Your goal is to guide all the Chus to a portal by placing arrows on the playing field. Complicating this endeavor is the fact that there are two kinds of Chus — red and blue — that can never be allowed to meet. And if you think you can rely on the walls to guide both types along the same path, think again! Red and blue Chus turn opposite ways when they hit a wall. Even worse, there are evil Chu counterparts, the green and yellow Nyans, which must be kept clear of all Chus as well as the portals.
tChu is most definitely a planner's delight. Once you place the arrows and start the Chus, that's it — if you want to make changes you'll have to start the level over. You'll probably have to do that a lot anyway.

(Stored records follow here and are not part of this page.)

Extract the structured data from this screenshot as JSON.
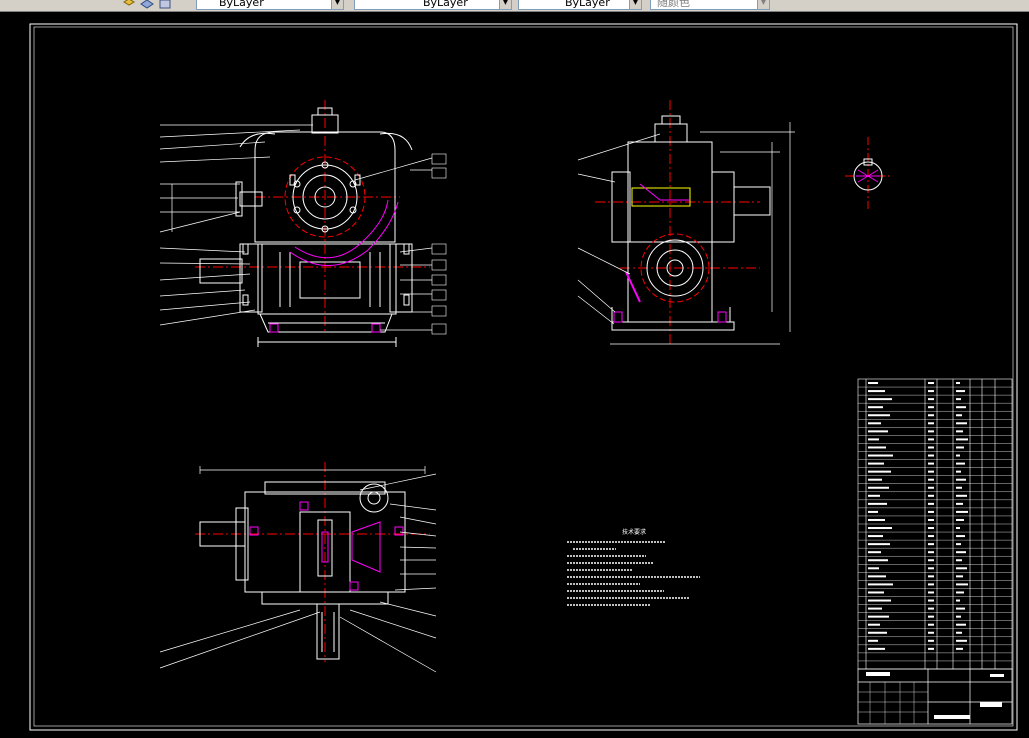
{
  "toolbar": {
    "layer_value": "ByLayer",
    "linetype_value": "ByLayer",
    "lineweight_value": "ByLayer",
    "plotstyle_value": "随颜色"
  },
  "drawing": {
    "views": [
      "front-view",
      "side-view",
      "top-view",
      "detail-section"
    ],
    "technical_requirements_title": "技术要求",
    "colors": {
      "outline": "#ffffff",
      "center": "#ff0000",
      "hidden": "#ffff00",
      "section": "#ff00ff",
      "dim": "#ffffff",
      "frame": "#ffffff"
    }
  }
}
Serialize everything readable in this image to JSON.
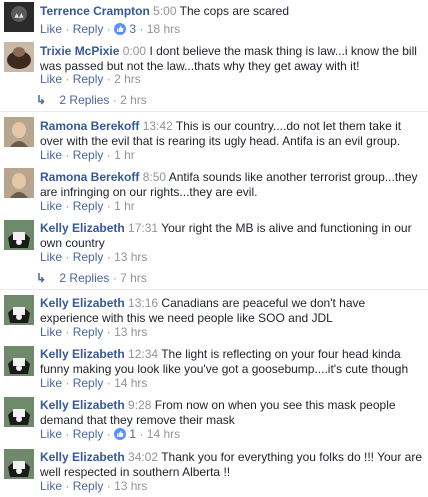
{
  "comments": [
    {
      "name": "Terrence Crampton",
      "time": "5:00",
      "text": "The cops are scared",
      "like": "Like",
      "reply": "Reply",
      "reactions": "3",
      "age": "18 hrs"
    },
    {
      "name": "Trixie McPixie",
      "time": "0:00",
      "text": "I dont believe the mask thing is law...i know the bill was passed but not the law...thats why they get away with it!",
      "like": "Like",
      "reply": "Reply",
      "age": "2 hrs",
      "replies_label": "2 Replies",
      "replies_age": "2 hrs"
    },
    {
      "name": "Ramona Berekoff",
      "time": "13:42",
      "text": "This is our country....do not let them take it over with the evil that is rearing its ugly head. Antifa is an evil group.",
      "like": "Like",
      "reply": "Reply",
      "age": "1 hr"
    },
    {
      "name": "Ramona Berekoff",
      "time": "8:50",
      "text": "Antifa sounds like another terrorist group...they are infringing on our rights...they are evil.",
      "like": "Like",
      "reply": "Reply",
      "age": "1 hr"
    },
    {
      "name": "Kelly Elizabeth",
      "time": "17:31",
      "text": "Your right the MB is alive and functioning in our own country",
      "like": "Like",
      "reply": "Reply",
      "age": "13 hrs",
      "replies_label": "2 Replies",
      "replies_age": "7 hrs"
    },
    {
      "name": "Kelly Elizabeth",
      "time": "13:16",
      "text": "Canadians are peaceful we don't have experience with this we need people like SOO and JDL",
      "like": "Like",
      "reply": "Reply",
      "age": "13 hrs"
    },
    {
      "name": "Kelly Elizabeth",
      "time": "12:34",
      "text": "The light is reflecting on your four head kinda funny making you look like you've got a goosebump....it's cute though",
      "like": "Like",
      "reply": "Reply",
      "age": "14 hrs"
    },
    {
      "name": "Kelly Elizabeth",
      "time": "9:28",
      "text": "From now on when you see this mask people demand that they remove their mask",
      "like": "Like",
      "reply": "Reply",
      "reactions": "1",
      "age": "14 hrs"
    },
    {
      "name": "Kelly Elizabeth",
      "time": "34:02",
      "text": "Thank you for everything you folks do !!! Your are well respected in southern Alberta !!",
      "like": "Like",
      "reply": "Reply",
      "age": "13 hrs"
    }
  ],
  "separator": "·",
  "colors": {
    "name": "#365899",
    "link": "#4b67a1",
    "meta": "#90949c",
    "text": "#1d2129"
  },
  "icons": [
    "like-reaction-icon",
    "reply-arrow-icon",
    "avatar-cow",
    "avatar-woman",
    "avatar-portrait"
  ]
}
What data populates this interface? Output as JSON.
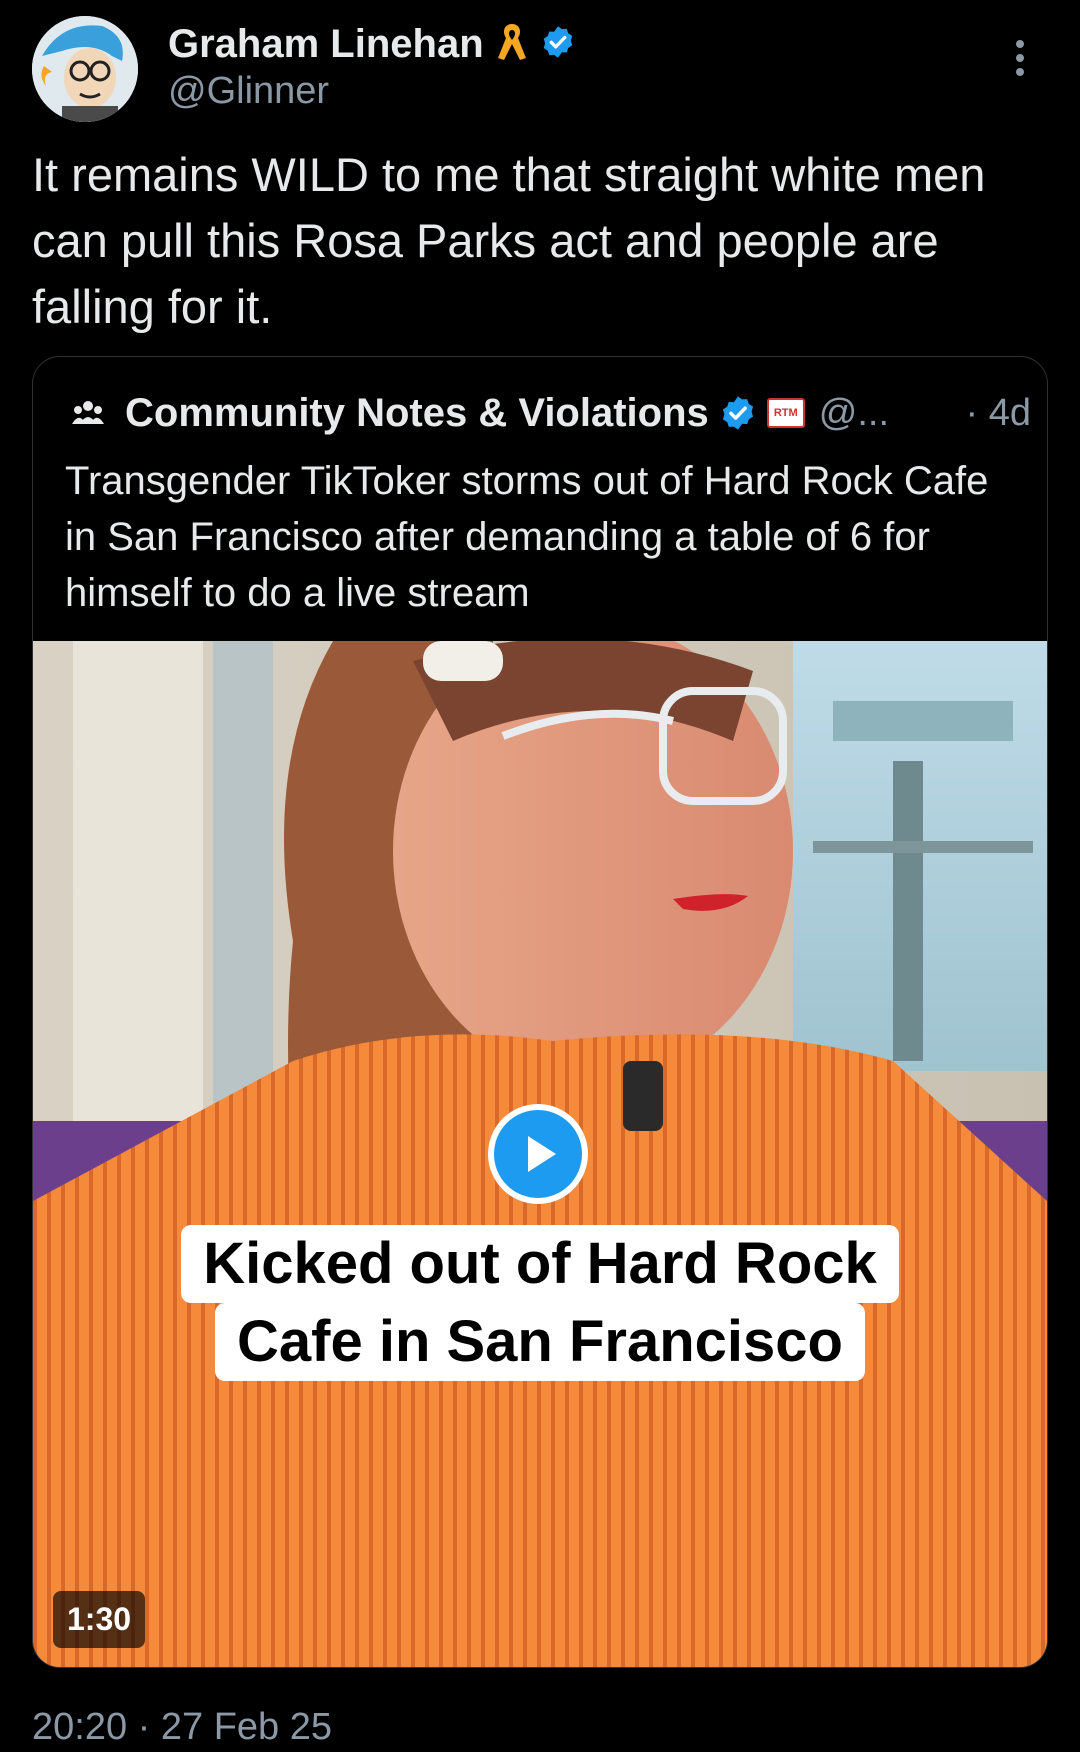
{
  "author": {
    "display_name": "Graham Linehan",
    "handle": "@Glinner"
  },
  "tweet": {
    "text": "It remains WILD to me that straight white men can pull this Rosa Parks act and people are falling for it.",
    "timestamp": "20:20 · 27 Feb 25"
  },
  "quote": {
    "name": "Community Notes & Violations",
    "badge_text": "RTM",
    "handle": "@...",
    "age": "· 4d",
    "text": "Transgender TikToker storms out of Hard Rock Cafe in San Francisco after demanding a table of 6 for himself to do a live stream",
    "media": {
      "caption_line1": "Kicked out of Hard Rock",
      "caption_line2": "Cafe in San Francisco",
      "duration": "1:30"
    }
  },
  "icons": {
    "verified": "verified-badge-icon",
    "awareness_ribbon": "ribbon-icon",
    "more": "more-vertical-icon",
    "community": "community-icon",
    "play": "play-icon"
  },
  "colors": {
    "background": "#000000",
    "text": "#e7e9ea",
    "muted": "#8b98a5",
    "verified": "#1d9bf0",
    "ribbon": "#f5a623",
    "border": "#2f3336"
  }
}
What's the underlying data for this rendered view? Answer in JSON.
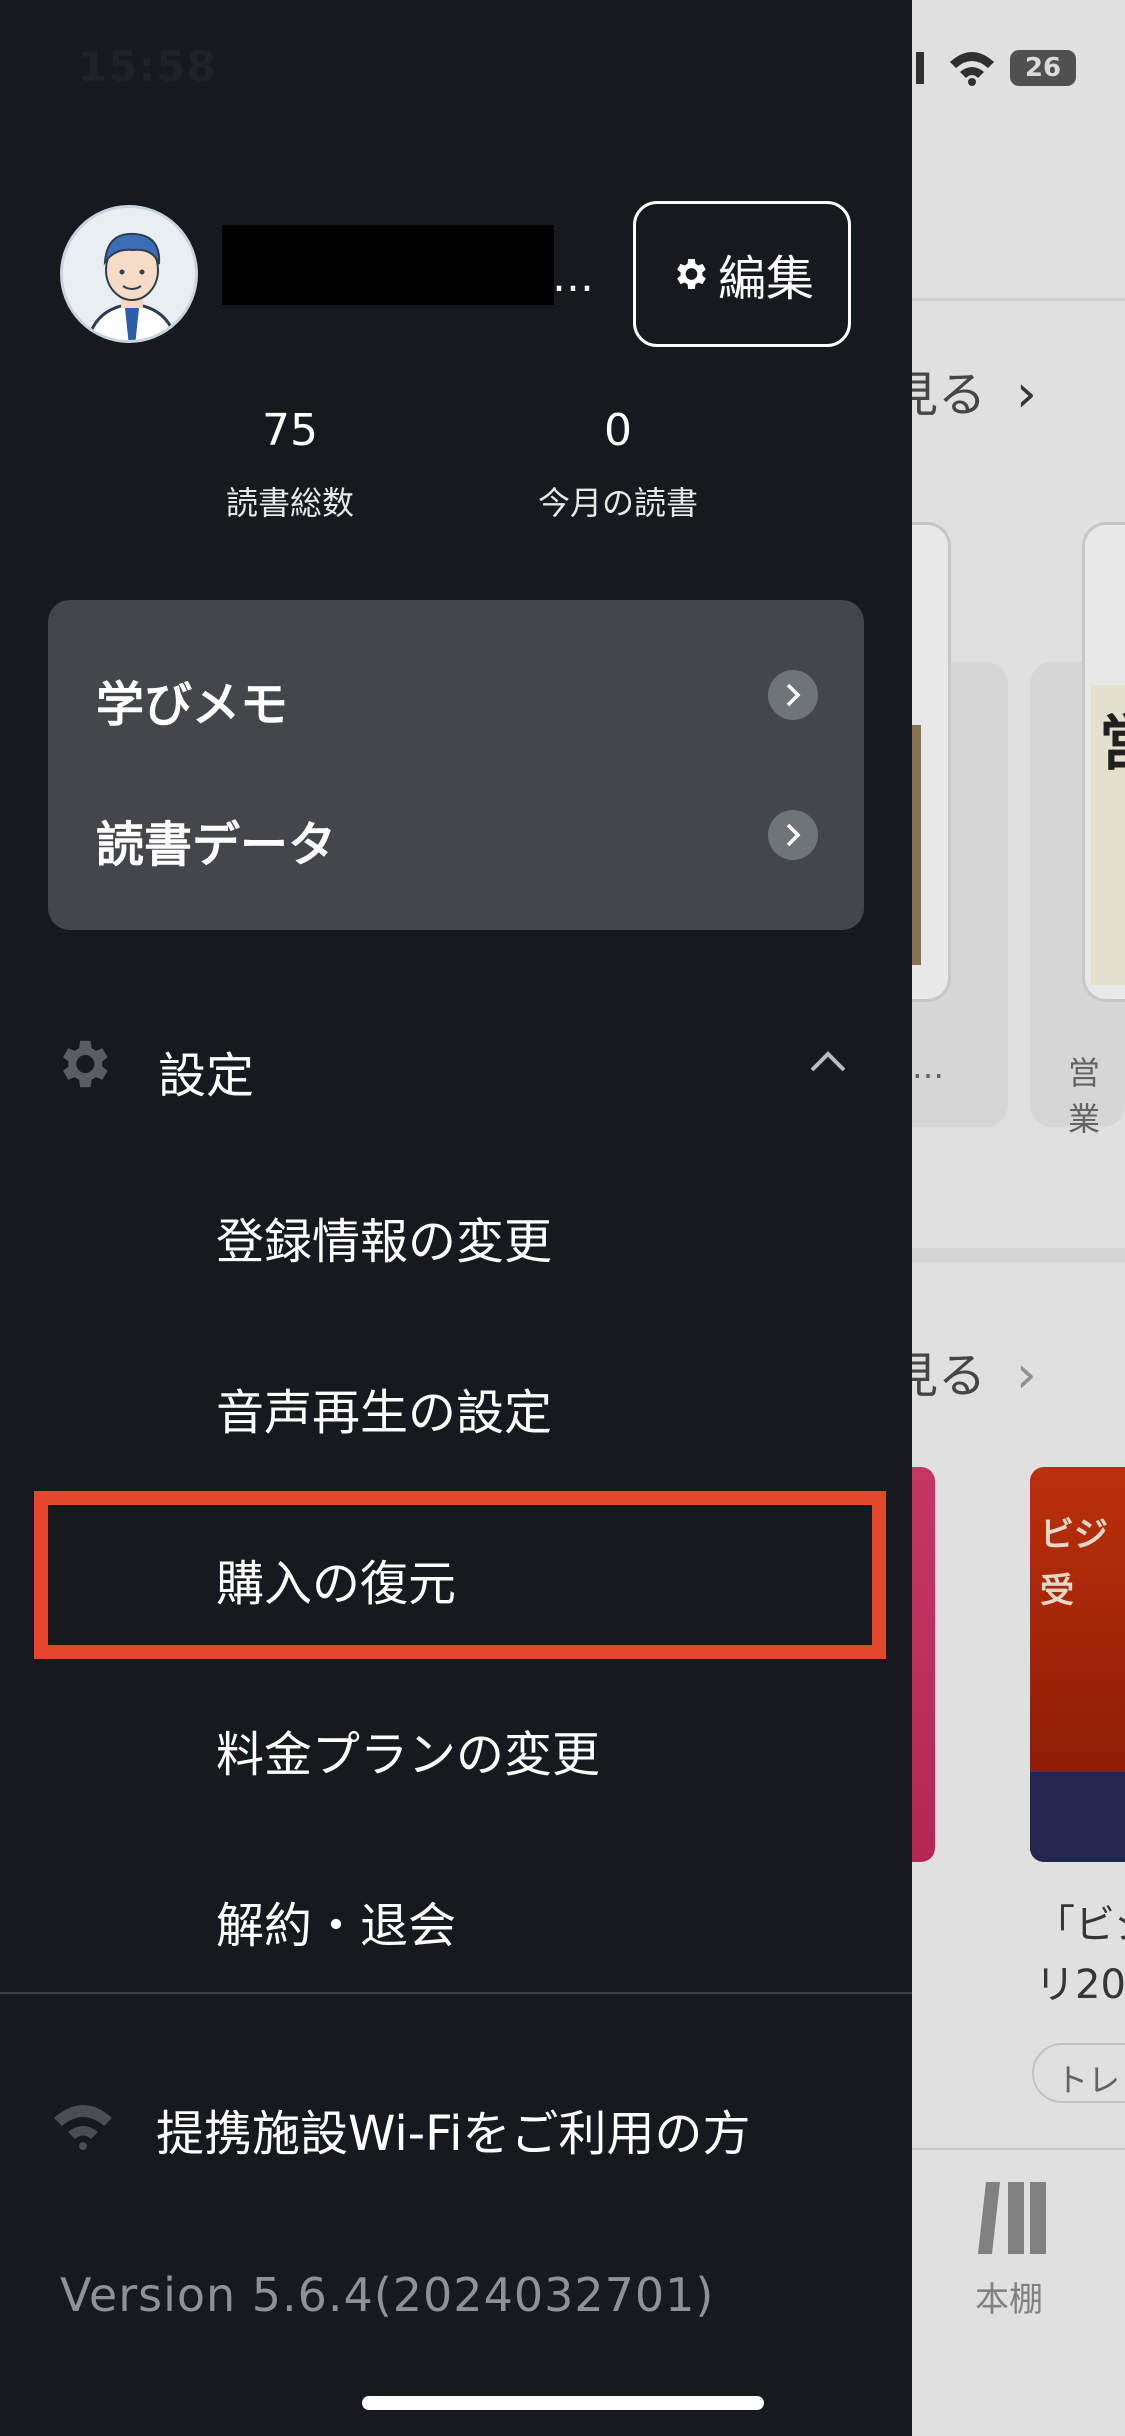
{
  "status_bar": {
    "time": "15:58",
    "battery": "26"
  },
  "profile": {
    "edit_label": "編集",
    "ellipsis": "…",
    "stats": [
      {
        "value": "75",
        "label": "読書総数"
      },
      {
        "value": "0",
        "label": "今月の読書"
      }
    ]
  },
  "card_menu": [
    {
      "label": "学びメモ"
    },
    {
      "label": "読書データ"
    }
  ],
  "settings": {
    "label": "設定",
    "items": [
      {
        "label": "登録情報の変更"
      },
      {
        "label": "音声再生の設定"
      },
      {
        "label": "購入の復元"
      },
      {
        "label": "料金プランの変更"
      },
      {
        "label": "解約・退会"
      }
    ]
  },
  "wifi": {
    "label": "提携施設Wi-Fiをご利用の方"
  },
  "version": "Version 5.6.4(2024032701)",
  "background": {
    "see_more": "見る",
    "caption_1": "…",
    "caption_2": "営業",
    "book_kanji": "営",
    "cover_text": "ビジ\n受",
    "title_2": "「ビジ\nリ20",
    "pill": "トレ",
    "tab_label": "本棚"
  },
  "colors": {
    "highlight": "#e5472b",
    "drawer_bg": "#161a1e",
    "card_bg": "#43474b"
  }
}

The early levels aren't difficult, but it takes a while to get used to the Chu behavior, and the later levels will have you resetting constantly as you encounter many unforeseen collisions. Usually, levels are designed to take advantage of the different handedness of the two Chus, but the more devious ones turn it against you and make you overcome the natural Chu tendencies.
Unfortunately, there is a bit of an oversight which interferes in the planning of your solution. If you do allow red and blue Chus to meet, or to be eaten by a Nyan, or if a Nyan reaches a portal, the level resets immediately. Sometimes this forces you to deal with the smaller problem of avoiding collisions first, rather than focusing on the larger problem of planning your path. Maybe it's just the way my mind works, but I'd prefer the Nyans and Chus to keep running even if I've already failed a level, in order to see they will behave later on. Still, it's not a deal-breaking problem, and it doesn't overshadow the many difficult but great levels just waiting to be solved. With 90 of them plus a level editor, it's enough to keep a person busy for quite a long time.